标签：伊索寓言 儿童故事集 中英对照翻译 双语故事 拼音注音
Last Update 最后更新: 2022-01-12
Total Words: 197
A Rat was traveling along the King's highway. He was a very proud Rat, considering his small size and the bad reputation all Rats have. As Mr. Rat walked along—he kept mostly to the ditch—he noticed a great commotion up the road, and soon a grand procession came in view. It was the King and his retinue.
The King rode on a huge Elephant adorned with the most gorgeous trappings. With the King in his luxurious howdah were the royal Dog and Cat. A great crowd of people followed the procession. They were so taken up with admiration of the Elephant, that the Rat was not noticed. His pride was hurt.
"What fools!" he cried. "Look at me, and you will soon forget that clumsy Elephant! Is it his great size that makes your eyes pop out? Or is it his wrinkled hide? Why, I have eyes and ears and as many legs as he! I am of just as much importance, and"—
But just then the royal Cat spied him, and the next instant, the Rat knew he was not quite so important as an Elephant.
Moral: A resemblance to the great in some things does not make us great.
“什么蠢货！” 他哭了。 “看看我，你很快就会忘记那头笨拙的大象！是他的大尺寸让你的眼睛突出吗？还是他皱巴巴的皮？为什么，我有他的眼睛和耳朵，还有和他一样多的腿！我是同样重要，而且”——
- 伊索寓言：The Town Mouse and the Country Mouse 城市老鼠和乡村老鼠
- 伊索寓言：The Lion and the Mouse 狮子和老鼠
- 伊索寓言：The Frog and the Mouse 青蛙和老鼠
- 伊索寓言：The Mice and the Weasels 老鼠和黄鼠狼
- 伊索寓言：The Cat the Cock and the Young Mouse 猫、公鸡和小老鼠
- 伊索寓言：The Mouse and the Weasel 老鼠和鼬
- 伊索寓言：The Cat and the Old Rat 猫和年迈的老鼠
The Aesop Fables for Children 伊索寓言儿童故事全集 (图文英汉双语版) (this work), the english fables originally from The Aesop for Children: with Pictures by Milo Winter published by Rand, McNally & Co in 1919. Some of pictures come from Library of Congress. This work is considered to be in the public domain in the United States. The Aesop Fables for Children contains the text of selected fables, color pictures, video, and interactive animations, and will be enjoyed by readers of any age.

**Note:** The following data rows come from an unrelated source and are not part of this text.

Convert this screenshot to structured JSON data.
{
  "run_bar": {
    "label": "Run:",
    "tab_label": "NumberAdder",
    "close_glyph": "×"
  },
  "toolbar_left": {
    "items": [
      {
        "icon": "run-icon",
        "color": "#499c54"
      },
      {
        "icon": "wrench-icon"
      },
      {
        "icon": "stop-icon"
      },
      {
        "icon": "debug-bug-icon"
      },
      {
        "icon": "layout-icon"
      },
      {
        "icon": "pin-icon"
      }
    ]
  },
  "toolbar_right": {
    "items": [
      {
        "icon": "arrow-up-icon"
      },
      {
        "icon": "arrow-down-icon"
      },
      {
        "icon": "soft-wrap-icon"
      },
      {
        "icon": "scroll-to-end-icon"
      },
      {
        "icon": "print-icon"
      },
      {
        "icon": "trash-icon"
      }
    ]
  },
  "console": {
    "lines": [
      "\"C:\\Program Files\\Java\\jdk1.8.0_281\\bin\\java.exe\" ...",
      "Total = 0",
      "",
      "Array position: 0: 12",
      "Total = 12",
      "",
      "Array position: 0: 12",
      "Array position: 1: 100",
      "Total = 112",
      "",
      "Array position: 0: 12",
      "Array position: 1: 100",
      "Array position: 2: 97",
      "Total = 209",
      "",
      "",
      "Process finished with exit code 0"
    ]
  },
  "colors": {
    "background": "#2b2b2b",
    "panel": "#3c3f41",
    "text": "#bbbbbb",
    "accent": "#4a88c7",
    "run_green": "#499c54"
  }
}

The Aesop Fables for Children are a collection of stories designed to teach moral lessons credited to Aesop, a Greek slave and story-teller thought to have lived between 620 and 560 BCE.
Aesop's fables are some of the most well known in the world and have been translated in multiple languages and become popular in dozens of cultures through the course of five centuries. They have been told and retold in a variety of media, from oral tradition to written storybooks to stage, film and animated cartoon versions—even in architecture. This page include translation to Simplified Chinese.